Sustainability & Resilience
Sustainability is not just about environmental protection. It is also important that we find a careful balance between the environment, economics, and social justice.
We believe that sustainability means:
- decreasing our impact on the environment
- finding ways to save money
- improving the services we provide to citizens
- growing the economy
What is energy efficiency?
Energy efficiency is using less energy to provide the same service. If you use an Energy Star certified refrigerator, you will use less energy to provide the same service that a traditional refrigerator provides. Efficiency improvements are often the most cost-effective methods to reduce energy use and carbon emissions.
What is renewable energy?
Renewable energy is generated from resources that are indefinitely replenished naturally: sunlight, wind, water, hydrogen, biomass, and geothermal heat. We also want to use cleaner sources of energy because it will be vital to creating a more sustainable city.
Each year the City of Pittsburgh purchases 25 percent of its energy from renewable sources, which is enough to power 3,500 homes per year.
Pittsburgh signed the U.S. Mayors Climate Protection Agreement in 2007, pledging to implement local global warming solutions that will save taxpayer dollars and reduce energy use.

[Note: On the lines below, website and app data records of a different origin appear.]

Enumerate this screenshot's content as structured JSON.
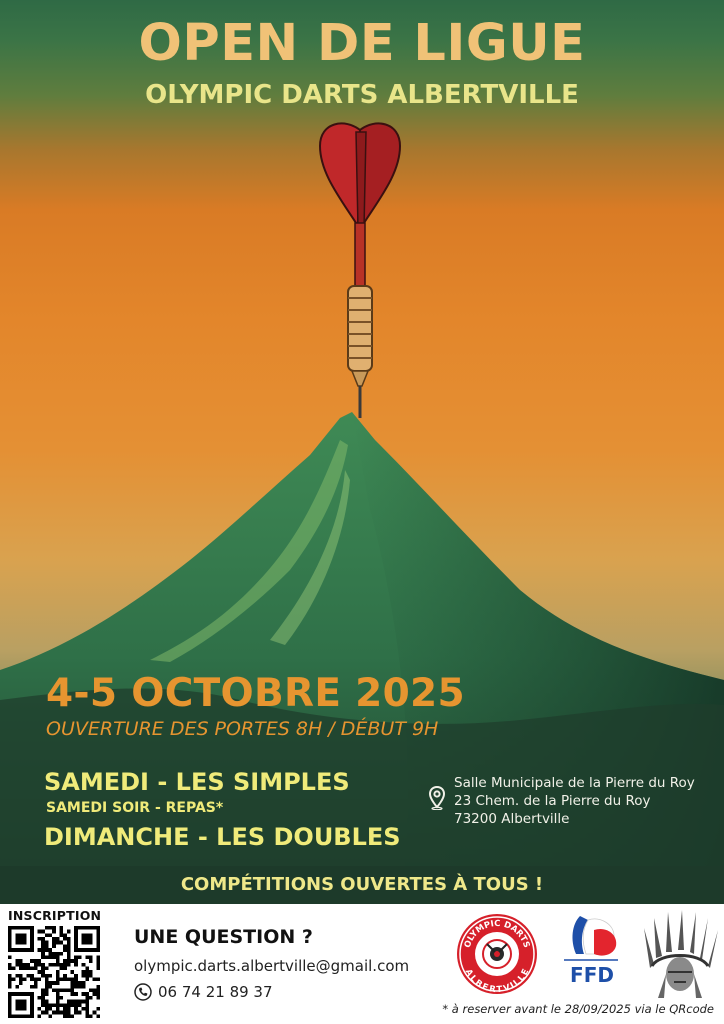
{
  "header": {
    "title": "OPEN DE LIGUE",
    "subtitle": "OLYMPIC DARTS ALBERTVILLE"
  },
  "event": {
    "dates": "4-5 OCTOBRE 2025",
    "doors": "OUVERTURE DES PORTES 8H / DÉBUT 9H",
    "saturday": "SAMEDI - LES SIMPLES",
    "saturday_evening": "SAMEDI SOIR - REPAS*",
    "sunday": "DIMANCHE - LES DOUBLES"
  },
  "venue": {
    "icon": "location-pin-icon",
    "name": "Salle Municipale de la Pierre du Roy",
    "street": "23 Chem. de la Pierre du Roy",
    "city": "73200 Albertville"
  },
  "banner": "COMPÉTITIONS OUVERTES À TOUS !",
  "footer": {
    "inscription_label": "INSCRIPTION",
    "question": "UNE QUESTION ?",
    "email": "olympic.darts.albertville@gmail.com",
    "phone": "06 74 21 89 37",
    "phone_icon": "phone-icon",
    "note": "* à reserver avant le 28/09/2025 via le QRcode",
    "logos": {
      "club_top": "OLYMPIC DARTS",
      "club_bottom": "ALBERTVILLE",
      "federation": "FFD"
    }
  },
  "colors": {
    "title": "#f0c277",
    "subtitle": "#e9e58a",
    "date": "#e69530",
    "schedule": "#f0eb7a",
    "banner_bg": "#1d3a2a"
  }
}
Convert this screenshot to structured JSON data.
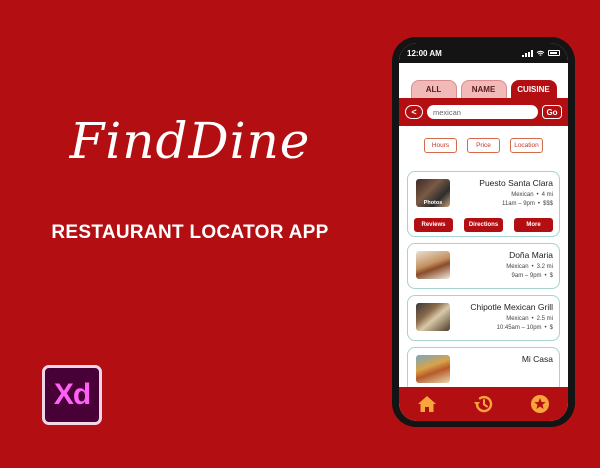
{
  "branding": {
    "title": "FindDine",
    "subtitle": "RESTAURANT LOCATOR APP",
    "tool_logo_text": "Xd"
  },
  "phone": {
    "status_time": "12:00 AM",
    "tabs": [
      {
        "label": "ALL",
        "active": false
      },
      {
        "label": "NAME",
        "active": false
      },
      {
        "label": "CUISINE",
        "active": true
      }
    ],
    "search": {
      "back_label": "<",
      "value": "mexican",
      "go_label": "Go"
    },
    "filters": [
      "Hours",
      "Price",
      "Location"
    ],
    "restaurants": [
      {
        "name": "Puesto Santa Clara",
        "cuisine": "Mexican",
        "distance": "4 mi",
        "hours": "11am – 9pm",
        "price": "$$$",
        "thumb_label": "Photos",
        "expanded": true,
        "buttons": [
          "Reviews",
          "Directions",
          "More"
        ]
      },
      {
        "name": "Doña Maria",
        "cuisine": "Mexican",
        "distance": "3.2 mi",
        "hours": "9am – 9pm",
        "price": "$"
      },
      {
        "name": "Chipotle Mexican Grill",
        "cuisine": "Mexican",
        "distance": "2.5 mi",
        "hours": "10:45am – 10pm",
        "price": "$"
      },
      {
        "name": "Mi Casa"
      }
    ],
    "bottom_nav": [
      "home-icon",
      "history-icon",
      "favorites-star-icon"
    ],
    "colors": {
      "primary": "#b30f12",
      "card_border": "#a7d3cf",
      "tab_inactive": "#f2b9b9"
    }
  }
}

This commitment followed the completion of the City's first greenhouse gas inventory. A greenhouse gas inventory measures how many heat-trapping gases are being emitted from an entity and from what sources. It is a useful tool to target actions to the areas where they have the most impact.
Climate change threatens our region. The negative effects can include:
- increased severe weather events and flooding
- higher prices on basic goods
- shortages of basic goods
- a higher rate of illness
- heat-related health problems
Pittsburgh Climate Action Plan
Pittsburgh is in the process of developing its third climate action plan (PCAP 3.0) to create policies and projects to reduce greenhouse gas emissions within city limits. This will lessen Pittsburgh’s contribution to global climate change.
Greenhouse gas emissions trap heat in Earth’s atmosphere and cause a rise in average global temperatures. This causes climate change that manifests in sea level rise, ice melt and many other effects. Higher levels of greenhouse gases in our atmosphere leads to more extreme consequences we will experience in the form of storms, droughts, flooding, extreme heating and cooling events. This will have a negative effect on ecosystems , food production, infrastructure and human health.
We have already begun to experience the effects of climate change in Pittsburgh with colder winters, and we know Pennsylvania can expect longer and hotter summers, decreased winter snowpack and increased rainfall. We need coordinated, concentrated and comprehensive
carbon mitigation action now to reduce the severity of regional impacts and prepare for a low carbon economy.
The 2013 10-year benchmark greenhouse gas inventory is currently underway to assess our carbon reduction progress and guide the development of our third Pittsburgh Climate Action Plan. Follow the process and get involved at pittsburghclimate.org.